Dwarfs also made Gleipnir, the silken ribbon that was used to bind the Fenris-wolf. It was made from a cat’s footfall, a woman’s beard, a mountain’s sinews, a rock’s roots, a fish’s breath, and a bird’s spittle. The wolf was immediately suspicious of the fragile-looking thread, and the god Tyr had to put his hand in the wolf’s mouth to humor him. As expected, the dwarfs’ cord held fast and bound the Fenris-wolf, but at the cost of Tyr’s hand.

The dwarf Alvíss, the “all-knowing”, lusted after Thor’s daughter. The god consented to give him her hand in marriage, but only if he could answer the questions he asked. Thor then proceeded to ask Alvíss questions about the world and the universe, which the wise dwarf answered proudly. In fact, Alvíss was so engrossed in showing off his intelligence that he failed to notice the approach of dawn, and the unfortunate dwarf was turned to stone by the rising sun.

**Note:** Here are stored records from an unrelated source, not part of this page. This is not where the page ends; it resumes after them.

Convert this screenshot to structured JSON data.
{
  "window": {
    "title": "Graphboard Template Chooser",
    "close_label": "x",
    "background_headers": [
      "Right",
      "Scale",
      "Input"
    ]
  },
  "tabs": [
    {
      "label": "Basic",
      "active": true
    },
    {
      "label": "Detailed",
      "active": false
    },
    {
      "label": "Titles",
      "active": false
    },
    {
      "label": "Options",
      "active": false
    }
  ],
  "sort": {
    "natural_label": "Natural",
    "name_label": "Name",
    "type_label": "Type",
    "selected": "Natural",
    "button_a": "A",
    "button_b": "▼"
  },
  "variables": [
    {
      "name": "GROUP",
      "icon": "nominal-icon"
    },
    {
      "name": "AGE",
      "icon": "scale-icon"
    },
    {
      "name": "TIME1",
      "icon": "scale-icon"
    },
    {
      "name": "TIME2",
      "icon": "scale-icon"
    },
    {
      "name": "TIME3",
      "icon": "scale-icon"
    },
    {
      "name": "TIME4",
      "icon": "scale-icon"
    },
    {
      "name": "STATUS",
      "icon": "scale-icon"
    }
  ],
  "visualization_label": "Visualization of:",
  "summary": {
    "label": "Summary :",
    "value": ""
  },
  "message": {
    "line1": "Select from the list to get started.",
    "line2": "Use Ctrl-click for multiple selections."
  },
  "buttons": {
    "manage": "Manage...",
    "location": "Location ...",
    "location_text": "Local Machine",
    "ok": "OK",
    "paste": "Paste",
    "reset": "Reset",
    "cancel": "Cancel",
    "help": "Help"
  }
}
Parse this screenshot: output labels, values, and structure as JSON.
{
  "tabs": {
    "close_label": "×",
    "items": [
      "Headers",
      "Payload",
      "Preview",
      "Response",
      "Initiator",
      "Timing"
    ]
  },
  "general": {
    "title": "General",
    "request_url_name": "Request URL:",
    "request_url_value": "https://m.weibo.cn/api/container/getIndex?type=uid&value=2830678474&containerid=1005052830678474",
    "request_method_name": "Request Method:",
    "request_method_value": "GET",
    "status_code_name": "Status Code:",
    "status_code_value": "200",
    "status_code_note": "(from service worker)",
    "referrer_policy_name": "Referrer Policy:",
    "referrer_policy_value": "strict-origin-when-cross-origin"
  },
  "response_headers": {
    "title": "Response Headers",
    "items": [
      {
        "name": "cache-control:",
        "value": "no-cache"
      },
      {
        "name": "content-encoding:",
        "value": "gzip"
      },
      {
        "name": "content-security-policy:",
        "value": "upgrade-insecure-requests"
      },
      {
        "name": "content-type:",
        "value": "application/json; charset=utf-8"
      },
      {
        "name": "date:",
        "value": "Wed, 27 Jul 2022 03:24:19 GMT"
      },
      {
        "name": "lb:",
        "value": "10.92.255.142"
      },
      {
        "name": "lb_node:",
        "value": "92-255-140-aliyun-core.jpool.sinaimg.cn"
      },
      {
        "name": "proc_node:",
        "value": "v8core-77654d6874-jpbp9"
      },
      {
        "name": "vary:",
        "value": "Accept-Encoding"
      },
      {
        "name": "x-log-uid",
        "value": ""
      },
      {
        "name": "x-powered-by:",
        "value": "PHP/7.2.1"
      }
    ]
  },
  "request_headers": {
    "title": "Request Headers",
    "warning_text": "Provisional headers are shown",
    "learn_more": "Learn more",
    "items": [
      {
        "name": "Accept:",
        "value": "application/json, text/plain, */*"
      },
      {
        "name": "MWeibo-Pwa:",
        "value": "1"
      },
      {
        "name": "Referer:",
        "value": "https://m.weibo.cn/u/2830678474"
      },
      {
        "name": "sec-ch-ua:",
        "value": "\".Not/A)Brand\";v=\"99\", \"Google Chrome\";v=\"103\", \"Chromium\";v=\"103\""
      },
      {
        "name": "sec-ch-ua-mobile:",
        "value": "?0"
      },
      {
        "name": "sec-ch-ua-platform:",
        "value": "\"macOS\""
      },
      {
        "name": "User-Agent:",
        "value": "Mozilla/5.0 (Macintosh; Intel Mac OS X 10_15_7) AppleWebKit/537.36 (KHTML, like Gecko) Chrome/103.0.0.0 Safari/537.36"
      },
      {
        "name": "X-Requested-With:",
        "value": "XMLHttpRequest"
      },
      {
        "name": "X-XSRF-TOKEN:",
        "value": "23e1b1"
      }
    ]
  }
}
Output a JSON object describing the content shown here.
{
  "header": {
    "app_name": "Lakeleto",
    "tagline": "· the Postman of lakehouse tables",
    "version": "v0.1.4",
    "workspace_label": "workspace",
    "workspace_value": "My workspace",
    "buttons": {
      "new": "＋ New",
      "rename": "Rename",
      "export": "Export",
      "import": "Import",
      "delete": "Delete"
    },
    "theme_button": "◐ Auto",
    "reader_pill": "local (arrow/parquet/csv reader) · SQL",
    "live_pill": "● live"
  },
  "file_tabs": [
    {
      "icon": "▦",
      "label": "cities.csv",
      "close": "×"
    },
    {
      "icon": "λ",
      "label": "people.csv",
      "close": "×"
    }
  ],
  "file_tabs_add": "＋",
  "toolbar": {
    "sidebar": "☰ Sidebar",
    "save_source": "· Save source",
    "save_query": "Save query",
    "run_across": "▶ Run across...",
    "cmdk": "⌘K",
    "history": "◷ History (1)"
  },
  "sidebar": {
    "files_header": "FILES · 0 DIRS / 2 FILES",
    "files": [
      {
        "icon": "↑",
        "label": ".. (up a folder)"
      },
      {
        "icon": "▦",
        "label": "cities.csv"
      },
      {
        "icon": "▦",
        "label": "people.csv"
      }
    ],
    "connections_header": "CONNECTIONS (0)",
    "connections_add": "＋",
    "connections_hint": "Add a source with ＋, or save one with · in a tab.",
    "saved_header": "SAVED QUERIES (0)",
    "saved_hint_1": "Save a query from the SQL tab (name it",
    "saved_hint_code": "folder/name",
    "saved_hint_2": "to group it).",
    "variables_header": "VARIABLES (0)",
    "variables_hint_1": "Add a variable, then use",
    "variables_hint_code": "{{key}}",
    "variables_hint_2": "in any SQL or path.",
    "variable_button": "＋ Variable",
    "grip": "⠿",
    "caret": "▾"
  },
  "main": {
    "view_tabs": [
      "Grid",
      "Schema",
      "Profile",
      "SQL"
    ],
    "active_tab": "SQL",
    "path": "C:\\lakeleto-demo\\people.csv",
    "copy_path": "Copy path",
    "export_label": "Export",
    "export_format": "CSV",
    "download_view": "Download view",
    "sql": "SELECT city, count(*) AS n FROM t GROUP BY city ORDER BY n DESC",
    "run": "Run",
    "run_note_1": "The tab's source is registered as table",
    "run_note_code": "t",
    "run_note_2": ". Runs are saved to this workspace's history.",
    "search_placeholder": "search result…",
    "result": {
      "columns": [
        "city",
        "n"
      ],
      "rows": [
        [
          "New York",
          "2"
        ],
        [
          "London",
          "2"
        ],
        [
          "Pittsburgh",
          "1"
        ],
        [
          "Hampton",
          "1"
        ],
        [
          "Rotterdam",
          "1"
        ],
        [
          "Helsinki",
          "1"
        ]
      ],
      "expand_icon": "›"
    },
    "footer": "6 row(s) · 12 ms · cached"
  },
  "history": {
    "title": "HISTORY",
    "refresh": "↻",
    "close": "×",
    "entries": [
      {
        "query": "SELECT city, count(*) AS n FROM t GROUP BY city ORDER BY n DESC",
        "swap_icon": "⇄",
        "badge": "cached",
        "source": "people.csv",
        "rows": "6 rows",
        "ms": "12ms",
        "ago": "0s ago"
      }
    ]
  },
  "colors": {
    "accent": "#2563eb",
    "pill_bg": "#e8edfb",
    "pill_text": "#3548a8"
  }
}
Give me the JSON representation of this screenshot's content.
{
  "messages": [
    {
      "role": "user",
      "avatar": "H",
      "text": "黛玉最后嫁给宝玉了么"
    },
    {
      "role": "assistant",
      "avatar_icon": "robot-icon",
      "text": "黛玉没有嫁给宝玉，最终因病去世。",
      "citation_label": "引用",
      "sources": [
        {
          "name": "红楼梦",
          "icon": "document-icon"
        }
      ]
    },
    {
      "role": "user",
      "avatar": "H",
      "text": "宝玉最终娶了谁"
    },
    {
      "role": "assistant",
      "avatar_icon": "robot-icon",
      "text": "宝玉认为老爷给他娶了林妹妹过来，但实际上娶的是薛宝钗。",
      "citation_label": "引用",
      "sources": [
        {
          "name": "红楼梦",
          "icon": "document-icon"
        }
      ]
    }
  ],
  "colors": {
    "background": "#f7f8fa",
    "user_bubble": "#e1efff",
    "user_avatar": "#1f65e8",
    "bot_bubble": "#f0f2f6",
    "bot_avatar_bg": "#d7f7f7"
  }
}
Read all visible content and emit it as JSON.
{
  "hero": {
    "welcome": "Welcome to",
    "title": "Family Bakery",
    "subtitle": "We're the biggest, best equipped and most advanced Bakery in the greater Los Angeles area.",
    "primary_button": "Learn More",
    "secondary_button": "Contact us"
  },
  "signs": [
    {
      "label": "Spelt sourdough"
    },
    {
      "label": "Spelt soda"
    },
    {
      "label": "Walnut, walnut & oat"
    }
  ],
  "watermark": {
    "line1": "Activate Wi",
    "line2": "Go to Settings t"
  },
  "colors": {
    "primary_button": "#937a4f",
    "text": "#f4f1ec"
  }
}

Known Eddic dwarf names include Ài, Àlfr, Althjófr, Alvíss, Andvari, Austri, Báfurr, Bifurr, Bömburr, Brokkr, Dáinn, Dólgthvari, Dóri, Draupnir, Dúfr, Durinn, Dvalinn, Eikinskjaldi, Falr, Fidr, Fili, Frosti, Fundinn, Gandálfr, Ginnarr, Glóinn, Hárr, Heptifili, Hledjólfr, Hörr, Hugstari, Ívaldi, Kili, Litr, Mjödvitnir, Módsognir, Náinn, Nár, Nidi, Nípingr, Nordri, Nóri, Nýi, Nýr, Nýrádr, Óinn, Ónarr, Óri, Rádsvidr, Rekkr, Sindri, Skáfidr, Skirfir, Sudri, Svíarr, Thekkr, Thorinn, Thróinn, Thrór, Váli, Vestri, Vídr, Vindálfr, Virfir, Vitr, and Yngvi.

References

Aldington, R. and Ames, D. trans.; Guirand, F. (1972) New Larousse Encyclopedia of Mythology. Paul Hamlyn, London.

Appenzeller, T. and the Editors of Time-Life Books. (1985) Dwarfs. Silver Burdett Company, Morristown.

Dubois, P.; Sabatier, C.; and Sabatier, R. (1992) La Grande Encyclopédie des Lutins. Hoëbeke, Paris.

Edwards, G. (1974) Hobgoblin and Sweet Puck. John Sherratt and Son, Altrincham.

Keightley, T. (1978) The World Guide to Gnomes, Fairies, Elves, and other Little People. Avenel Books, New York.

MacCulloch, J. A. (1964) The Mythology of All Races v. II: Eddic. Cooper Square Publishers, New York.

Sturluson, S. (1916) The Prose Edda. Humphrey Milford, Oxford University Press, London.